A lot of times 1) what my kids want, 2) what I enjoy giving, and 3) what is best for them are ALL at odds. They want to watch f-ing Mr. Beast on the Roku channel, I enjoy letting them binge Bob’s Burgers with me, and really they should have been off screens an hour ago. This is the normal dilemma every parent knows. We all do our best to prioritize long term goals, but fall back on short term sanity when we need to. We are faithful to the project of giving our kids the best we can, and that is going to mean easing up on the ideals sometimes. It certainly means rejecting those authorities whose interest in your core relationships is financial or political. Or really even those who don’t share your goals.

I have a very hard time really believing that I, with all of my shortcomings and not-enoughness, am the right mom for my kids. They need me to be present, but also to step back when I’ve become a destabilizing presence. They need me to tend my own shit, so that I can help them grow into adults who can tend theirs. Would it be ideal if I were never myself an emotional typhoon? Yes. But refusing to acknowledge the typhoon (because taking time to care for myself might rob them of some nugget of constant maternal nurture) is the recipe for disaster.

I get the concern, which I’ve mostly heard grumbled by unhealed people, that a mom doesn’t have the luxury of tending to her every wound.
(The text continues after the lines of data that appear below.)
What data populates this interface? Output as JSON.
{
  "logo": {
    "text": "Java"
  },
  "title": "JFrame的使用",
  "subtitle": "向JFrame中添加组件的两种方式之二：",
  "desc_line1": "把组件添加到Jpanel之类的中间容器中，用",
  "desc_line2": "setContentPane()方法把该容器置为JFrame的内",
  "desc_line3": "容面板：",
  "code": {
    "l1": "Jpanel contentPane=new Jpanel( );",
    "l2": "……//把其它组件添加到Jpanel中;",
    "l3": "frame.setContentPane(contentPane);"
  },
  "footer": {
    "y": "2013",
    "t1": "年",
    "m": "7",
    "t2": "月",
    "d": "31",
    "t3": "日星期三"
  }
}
Sometimes we have to just grit our teeth and do what our kids need. I mean sure, if they are crying and we want to cry too, maybe we tend to their tears first. But also there’s this fear that if we allow ourselves to say “I’m doing this because I need to” then we will say that about everything, and before you know it, we’ll get all pedicures and piña coladas in the name of self-care.

But might I suggest that all that obedience training in our youth…and the imagination of selflessness in our families…is actually what leads us to think that we cannot trust ourselves to know the difference between needs and wants? That we don’t know where faithfulness ends and martyrdom begins? Or subservience? I think we need to talk about reclaiming goodness of desire in the context of faithfulness.

Speaking of that: you may have noticed that discussion of marriage was conspicuously absent from this post. Marriage was nibbling around the edges, but I didn’t really GO there. That’s because it’s about to get its own post. Because that’s where the big test of desire and faithfulness happens.

Remember that pleasing my husband was ingrained in me as a core purpose. Remember I was told that marriage was about duty to God, and my desires couldn’t be trusted. In the ideal of family life, I felt like any need Lewis could not meet was a need that I should not have. ANY NEED. Conversation, companionship, intellectual stimulation, excitement, desire, adventure, laughter, logistical assistance, help around the house, emotional support. I’m going to devote a whole other blog to that list, honestly, because I truly think that we, culturally, have been evolving the wrong way on this for a long time. We’re heaping more expectations on to one person, making marriage some kind of one-stop shop for every form of human connection AND AT THE SAME TIME reducing the goal of marriage to sexual monogamy. I have a whoooole thing about this and I’m going to write about it as soon as I have dress picked out for being burned at the stake.